◆ **The task**
Copy out each line of the entries where the word "JSON" is present.

(Dataset rows for apps and sites)
--------------------

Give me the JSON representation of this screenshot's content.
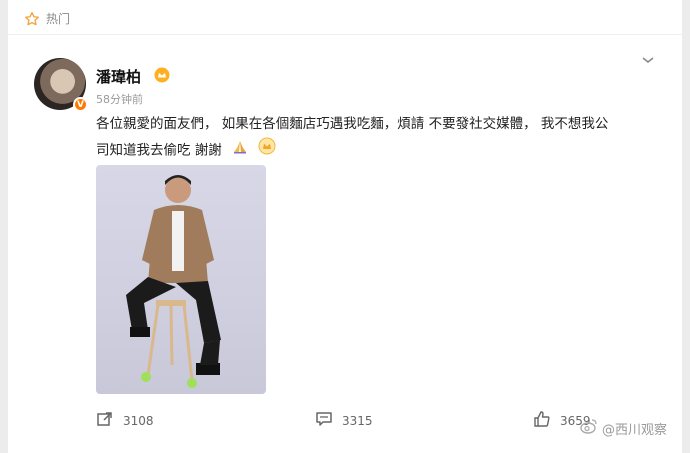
{
  "section": {
    "label": "热门",
    "icon": "star-outline-icon"
  },
  "post": {
    "author": "潘瑋柏",
    "time": "58分钟前",
    "lines": [
      "各位親愛的面友們， 如果在各個麵店巧遇我吃麵，煩請 不要發社交媒體， 我不想我公",
      "司知道我去偷吃 謝謝"
    ],
    "emojis": [
      "pray-icon",
      "crown-emoji-icon"
    ]
  },
  "actions": {
    "repost_count": "3108",
    "comment_count": "3315",
    "like_count": "3659"
  },
  "watermark": {
    "text": "@西川观察"
  },
  "colors": {
    "vip_orange": "#ff7a00",
    "background": "#ececec",
    "card": "#ffffff"
  }
}
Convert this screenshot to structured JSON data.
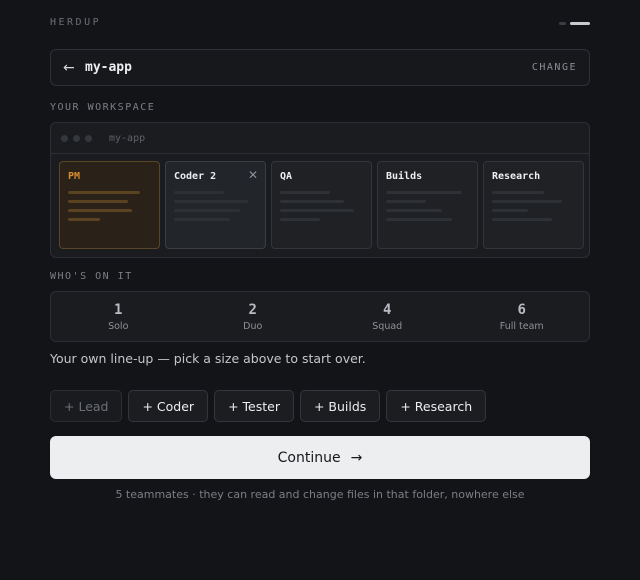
{
  "brand": "HERDUP",
  "repo": {
    "back_icon": "arrow-left-icon",
    "back_glyph": "←",
    "name": "my-app",
    "change_label": "CHANGE"
  },
  "workspace": {
    "label": "YOUR WORKSPACE",
    "window_title": "my-app",
    "panes": [
      {
        "title": "PM",
        "active": true
      },
      {
        "title": "Coder 2",
        "closable": true
      },
      {
        "title": "QA"
      },
      {
        "title": "Builds"
      },
      {
        "title": "Research"
      }
    ],
    "close_glyph": "✕"
  },
  "team": {
    "label": "WHO'S ON IT",
    "sizes": [
      {
        "count": "1",
        "name": "Solo"
      },
      {
        "count": "2",
        "name": "Duo"
      },
      {
        "count": "4",
        "name": "Squad"
      },
      {
        "count": "6",
        "name": "Full team"
      }
    ]
  },
  "lineup_note": "Your own line-up — pick a size above to start over.",
  "roles": [
    {
      "label": "+ Lead",
      "disabled": true
    },
    {
      "label": "+ Coder"
    },
    {
      "label": "+ Tester"
    },
    {
      "label": "+ Builds"
    },
    {
      "label": "+ Research"
    }
  ],
  "continue": {
    "label": "Continue",
    "arrow": "→"
  },
  "footnote": "5 teammates · they can read and change files in that folder, nowhere else",
  "colors": {
    "accent": "#d98c2c",
    "background": "#131417",
    "button": "#eceef0"
  }
}
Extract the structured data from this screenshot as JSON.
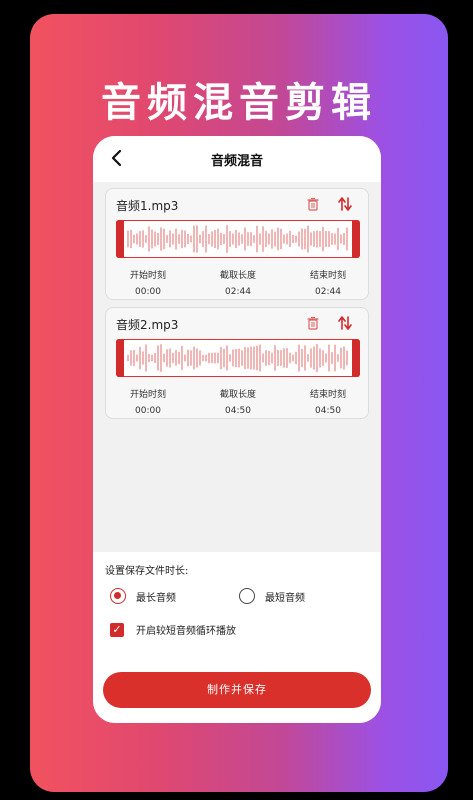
{
  "headline": "音频混音剪辑",
  "topbar": {
    "title": "音频混音",
    "back_icon": "chevron-left-icon"
  },
  "clips": [
    {
      "name": "音频1.mp3",
      "start_label": "开始时刻",
      "start": "00:00",
      "length_label": "截取长度",
      "length": "02:44",
      "end_label": "结束时刻",
      "end": "02:44"
    },
    {
      "name": "音频2.mp3",
      "start_label": "开始时刻",
      "start": "00:00",
      "length_label": "截取长度",
      "length": "04:50",
      "end_label": "结束时刻",
      "end": "04:50"
    }
  ],
  "icons": {
    "delete": "trash-icon",
    "swap": "swap-vertical-icon"
  },
  "settings": {
    "label": "设置保存文件时长:",
    "option_longest": "最长音频",
    "option_shortest": "最短音频",
    "selected": "最长音频",
    "loop_label": "开启较短音频循环播放",
    "loop_checked": true
  },
  "action": {
    "label": "制作并保存"
  },
  "colors": {
    "accent": "#d9302b",
    "gradient_start": "#f2525f",
    "gradient_end": "#8a57f2"
  }
}
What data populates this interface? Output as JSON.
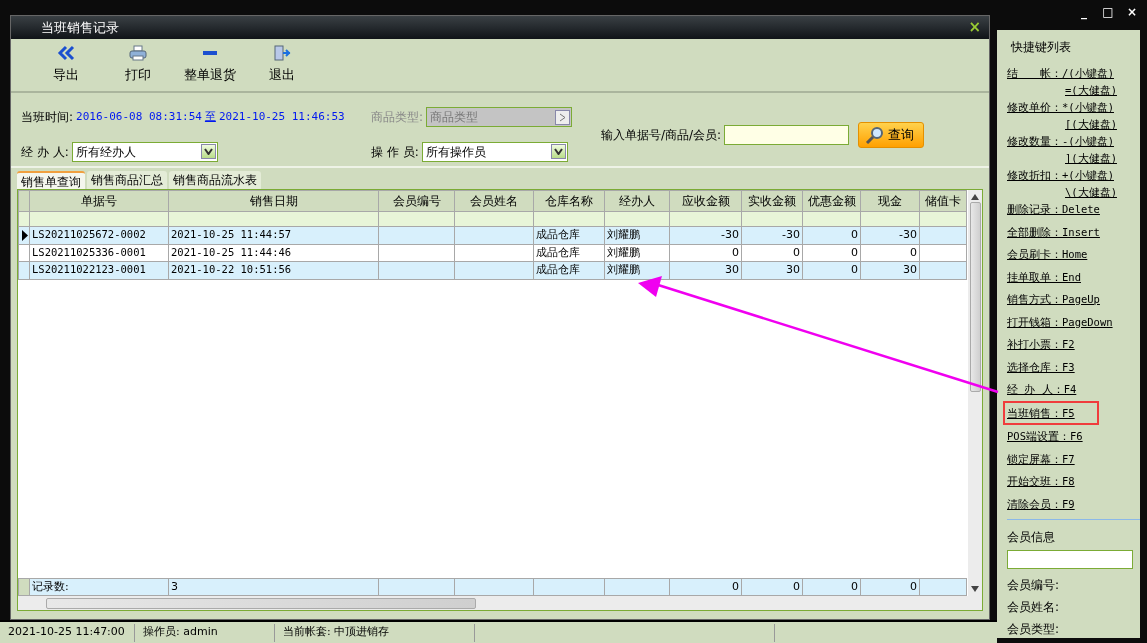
{
  "window": {
    "controls": [
      "_",
      "□",
      "×"
    ]
  },
  "dialog": {
    "title": "当班销售记录",
    "close": "×"
  },
  "toolbar": [
    {
      "kind": "export",
      "label": "导出"
    },
    {
      "kind": "print",
      "label": "打印"
    },
    {
      "kind": "return",
      "label": "整单退货"
    },
    {
      "kind": "exit",
      "label": "退出"
    }
  ],
  "filters": {
    "shift_label": "当班时间:",
    "shift_start": "2016-06-08 08:31:54",
    "shift_to": "至",
    "shift_end": "2021-10-25 11:46:53",
    "category_label": "商品类型:",
    "category_value": "商品类型",
    "category_disabled": true,
    "handler_label": "经 办 人:",
    "handler_value": "所有经办人",
    "operator_label": "操 作 员:",
    "operator_value": "所有操作员",
    "search_label": "输入单据号/商品/会员:",
    "search_button": "查询"
  },
  "tabs": [
    {
      "label": "销售单查询",
      "selected": true
    },
    {
      "label": "销售商品汇总",
      "selected": false
    },
    {
      "label": "销售商品流水表",
      "selected": false
    }
  ],
  "table": {
    "columns": [
      "单据号",
      "销售日期",
      "会员编号",
      "会员姓名",
      "仓库名称",
      "经办人",
      "应收金额",
      "实收金额",
      "优惠金额",
      "现金",
      "储值卡"
    ],
    "rows": [
      {
        "selected": true,
        "cells": [
          "LS20211025672-0002",
          "2021-10-25 11:44:57",
          null,
          null,
          "成品仓库",
          "刘耀鹏",
          "-30",
          "-30",
          "0",
          "-30"
        ]
      },
      {
        "selected": false,
        "cells": [
          "LS20211025336-0001",
          "2021-10-25 11:44:46",
          null,
          null,
          "成品仓库",
          "刘耀鹏",
          "0",
          "0",
          "0",
          "0"
        ]
      },
      {
        "selected": false,
        "cells": [
          "LS20211022123-0001",
          "2021-10-22 10:51:56",
          null,
          null,
          "成品仓库",
          "刘耀鹏",
          "30",
          "30",
          "0",
          "30"
        ]
      }
    ],
    "footer": {
      "label": "记录数:",
      "count": "3",
      "totals": [
        "0",
        "0",
        "0",
        "0"
      ]
    }
  },
  "status_bar": [
    "2021-10-25 11:47:00",
    "操作员: admin",
    "当前帐套: 中顶进销存"
  ],
  "shortcuts": {
    "title": "快捷键列表",
    "items": [
      {
        "text": "结　　帐：/(小键盘)",
        "extra": "=(大健盘)",
        "highlighted": false
      },
      {
        "text": "修改单价：*(小键盘)",
        "extra": "[(大健盘)",
        "highlighted": false
      },
      {
        "text": "修改数量：-(小键盘)",
        "extra": "](大健盘)",
        "highlighted": false
      },
      {
        "text": "修改折扣：+(小键盘)",
        "extra": "\\(大健盘)",
        "highlighted": false
      },
      {
        "text": "删除记录：Delete",
        "highlighted": false
      },
      {
        "text": "全部删除：Insert",
        "highlighted": false
      },
      {
        "text": "会员刷卡：Home",
        "highlighted": false
      },
      {
        "text": "挂单取单：End",
        "highlighted": false
      },
      {
        "text": "销售方式：PageUp",
        "highlighted": false
      },
      {
        "text": "打开钱箱：PageDown",
        "highlighted": false
      },
      {
        "text": "补打小票：F2",
        "highlighted": false
      },
      {
        "text": "选择仓库：F3",
        "highlighted": false
      },
      {
        "text": "经 办 人：F4",
        "highlighted": false
      },
      {
        "text": "当班销售：F5",
        "highlighted": true
      },
      {
        "text": "POS端设置：F6",
        "highlighted": false
      },
      {
        "text": "锁定屏幕：F7",
        "highlighted": false
      },
      {
        "text": "开始交班：F8",
        "highlighted": false
      },
      {
        "text": "清除会员：F9",
        "highlighted": false
      }
    ]
  },
  "member": {
    "title": "会员信息",
    "fields": [
      "会员编号:",
      "会员姓名:",
      "会员类型:"
    ]
  }
}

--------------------

◆ **Solved problem**
Give me the JSON representation of this screenshot's content.
Convert this screenshot to structured JSON data.
Extract the structured data from this screenshot as JSON.
What data populates this interface? Output as JSON.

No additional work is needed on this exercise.